Because they can exploit it. Market it to artists and labels, flog synchronisation rights to TV and movies and whatever. Because they promise to make you money. That's what they are supposed to do: turn the economic rights into effective money-making rights. They will then administer the rights and collect mechanical royalties and some of the performance royalties on your behalf.
They keep some and pass the rest on to you.
How much they plan to pass on to you is part of the agreement you make with them.
Whether they can keep the rights for ever, or have an option to renew the deal after a fixed period, or have to give the rights back to you, this is part of the agreement also.

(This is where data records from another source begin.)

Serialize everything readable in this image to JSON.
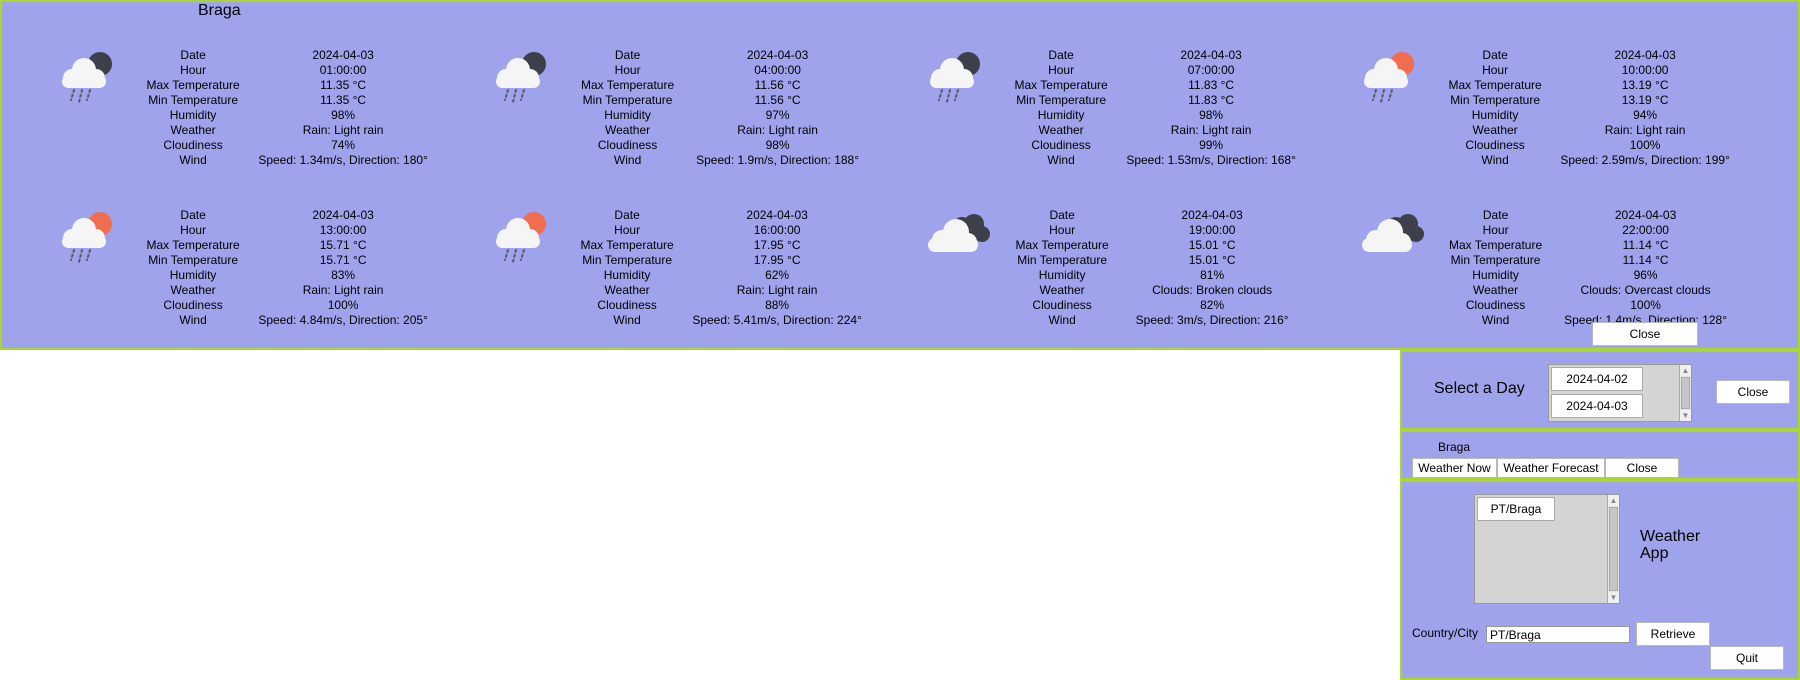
{
  "forecast": {
    "city": "Braga",
    "field_labels": {
      "date": "Date",
      "hour": "Hour",
      "max_temp": "Max Temperature",
      "min_temp": "Min Temperature",
      "humidity": "Humidity",
      "weather": "Weather",
      "cloudiness": "Cloudiness",
      "wind": "Wind"
    },
    "entries": [
      {
        "icon": "rain-night-icon",
        "date": "2024-04-03",
        "hour": "01:00:00",
        "max_temp": "11.35 °C",
        "min_temp": "11.35 °C",
        "humidity": "98%",
        "weather": "Rain: Light rain",
        "cloudiness": "74%",
        "wind": "Speed: 1.34m/s, Direction: 180°"
      },
      {
        "icon": "rain-night-icon",
        "date": "2024-04-03",
        "hour": "04:00:00",
        "max_temp": "11.56 °C",
        "min_temp": "11.56 °C",
        "humidity": "97%",
        "weather": "Rain: Light rain",
        "cloudiness": "98%",
        "wind": "Speed: 1.9m/s, Direction: 188°"
      },
      {
        "icon": "rain-night-icon",
        "date": "2024-04-03",
        "hour": "07:00:00",
        "max_temp": "11.83 °C",
        "min_temp": "11.83 °C",
        "humidity": "98%",
        "weather": "Rain: Light rain",
        "cloudiness": "99%",
        "wind": "Speed: 1.53m/s, Direction: 168°"
      },
      {
        "icon": "rain-day-icon",
        "date": "2024-04-03",
        "hour": "10:00:00",
        "max_temp": "13.19 °C",
        "min_temp": "13.19 °C",
        "humidity": "94%",
        "weather": "Rain: Light rain",
        "cloudiness": "100%",
        "wind": "Speed: 2.59m/s, Direction: 199°"
      },
      {
        "icon": "rain-day-icon",
        "date": "2024-04-03",
        "hour": "13:00:00",
        "max_temp": "15.71 °C",
        "min_temp": "15.71 °C",
        "humidity": "83%",
        "weather": "Rain: Light rain",
        "cloudiness": "100%",
        "wind": "Speed: 4.84m/s, Direction: 205°"
      },
      {
        "icon": "rain-day-icon",
        "date": "2024-04-03",
        "hour": "16:00:00",
        "max_temp": "17.95 °C",
        "min_temp": "17.95 °C",
        "humidity": "62%",
        "weather": "Rain: Light rain",
        "cloudiness": "88%",
        "wind": "Speed: 5.41m/s, Direction: 224°"
      },
      {
        "icon": "broken-clouds-icon",
        "date": "2024-04-03",
        "hour": "19:00:00",
        "max_temp": "15.01 °C",
        "min_temp": "15.01 °C",
        "humidity": "81%",
        "weather": "Clouds: Broken clouds",
        "cloudiness": "82%",
        "wind": "Speed: 3m/s, Direction: 216°"
      },
      {
        "icon": "broken-clouds-icon",
        "date": "2024-04-03",
        "hour": "22:00:00",
        "max_temp": "11.14 °C",
        "min_temp": "11.14 °C",
        "humidity": "96%",
        "weather": "Clouds: Overcast clouds",
        "cloudiness": "100%",
        "wind": "Speed: 1.4m/s, Direction: 128°"
      }
    ],
    "close_label": "Close"
  },
  "day_selector": {
    "title": "Select a Day",
    "days": [
      "2024-04-02",
      "2024-04-03"
    ],
    "close_label": "Close"
  },
  "city_bar": {
    "city": "Braga",
    "weather_now_label": "Weather Now",
    "weather_forecast_label": "Weather Forecast",
    "close_label": "Close"
  },
  "app": {
    "title_line1": "Weather",
    "title_line2": "App",
    "locations": [
      "PT/Braga"
    ],
    "country_city_label": "Country/City",
    "country_city_value": "PT/Braga",
    "retrieve_label": "Retrieve",
    "quit_label": "Quit"
  },
  "colors": {
    "panel_bg": "#9ea3ec",
    "panel_border": "#a8d82e",
    "cloud": "#f5f5f5",
    "dark_cloud": "#3d3f4a",
    "moon": "#3d3f4a",
    "sun": "#f06d4f",
    "rain": "#555a66"
  }
}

The success of the arrangement is based on the simple calculation that getting 50% of something ultimately makes you better off than having 100% of nothing.
That's if they're doing their job.

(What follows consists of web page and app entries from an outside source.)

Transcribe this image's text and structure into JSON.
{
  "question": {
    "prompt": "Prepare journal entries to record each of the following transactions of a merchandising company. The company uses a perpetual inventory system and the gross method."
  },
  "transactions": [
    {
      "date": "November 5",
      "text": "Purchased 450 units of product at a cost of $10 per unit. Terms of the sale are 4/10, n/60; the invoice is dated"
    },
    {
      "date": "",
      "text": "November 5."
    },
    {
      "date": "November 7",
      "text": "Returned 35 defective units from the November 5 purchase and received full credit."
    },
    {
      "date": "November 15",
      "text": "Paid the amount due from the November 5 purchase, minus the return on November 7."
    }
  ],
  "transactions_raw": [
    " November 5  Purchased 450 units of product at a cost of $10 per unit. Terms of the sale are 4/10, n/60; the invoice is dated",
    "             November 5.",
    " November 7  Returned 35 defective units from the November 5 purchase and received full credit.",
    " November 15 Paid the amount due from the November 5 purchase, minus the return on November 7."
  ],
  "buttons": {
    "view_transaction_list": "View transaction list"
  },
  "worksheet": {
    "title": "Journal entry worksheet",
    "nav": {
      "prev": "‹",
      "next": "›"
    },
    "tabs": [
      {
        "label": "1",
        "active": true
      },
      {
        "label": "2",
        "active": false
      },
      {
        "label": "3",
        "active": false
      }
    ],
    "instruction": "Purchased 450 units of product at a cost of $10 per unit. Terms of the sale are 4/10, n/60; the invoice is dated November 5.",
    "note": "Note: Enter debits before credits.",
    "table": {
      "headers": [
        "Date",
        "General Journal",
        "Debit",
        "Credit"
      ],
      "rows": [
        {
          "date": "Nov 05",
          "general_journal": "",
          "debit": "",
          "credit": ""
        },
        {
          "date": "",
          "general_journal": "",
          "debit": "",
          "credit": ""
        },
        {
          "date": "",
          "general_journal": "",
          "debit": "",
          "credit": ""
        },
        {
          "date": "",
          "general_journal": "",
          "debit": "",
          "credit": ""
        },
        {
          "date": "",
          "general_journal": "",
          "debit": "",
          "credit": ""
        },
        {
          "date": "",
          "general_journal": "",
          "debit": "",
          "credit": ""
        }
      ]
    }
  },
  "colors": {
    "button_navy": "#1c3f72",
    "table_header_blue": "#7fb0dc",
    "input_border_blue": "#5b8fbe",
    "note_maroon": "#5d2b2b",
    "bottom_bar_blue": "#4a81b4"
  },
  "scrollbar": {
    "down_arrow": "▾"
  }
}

If they're not doing their job and not making you money, then the deal is not in your interests.
6. Why Use A Lawyer?
The more information you have the better you can survive.
Read the contract and figure out what you think it means. Lawyers can then answer questions and interpret the proposals based on specialist knowledge. They understand the jurisdictional niceties and common practices and their implications and are familiar with traditional dodgy deals.
They should be able to advise you in negotiating better terms.
There is absolutely no substitute for knowing what's going on yourself.
Don't be frightened - ask questions.
A lawyer will respect your wish to understand, and help you learn.
7. Useful Links
Performing Rights Organisations:
- SACEM is the one for France.
- In the U.K., it's PRS and MCPS. Also PPL. They each do different things.
- For OZ, it's APRA/AMCOS
- In CANADA, the old PROCAN and CAPAC organisations have got together as SOCAN.
- In the U.S., there are three: BMI, ASCAP, and SESAC. SESAC is Nashville based. Each of them seems to do the same thing for its membership. I don't understand why there are three.
- Barry Massarsky's article explains how they operate.
- Shad O'Shea has legitimate questions and criticisms that will have parallels in all the other organisations. Nonetheless, you need to be a member of your own performing rights organisation to make sure you have a chance of collecting your proper legal share of royalties. It's a central fundamental necessity of being a songwriter and taking care of business.
- To protect and collect in the expanding digital universe, join SoundExchange.
Coming up in Part III - More on Moral Rights
About Colin Lazzerini
Except for the occasional mistaken spotty teen-aged outing – it was actually not until he was approaching my thirtieth birthday in foreign parts that he embarked upon performance with earnest commitment and real intent. Even then, a couple of busy decades slipped by between his first stumbling attempts at making original songs and his happy arrival at a truly satisfying level of craft-confidence and the ability to deliver professional goods.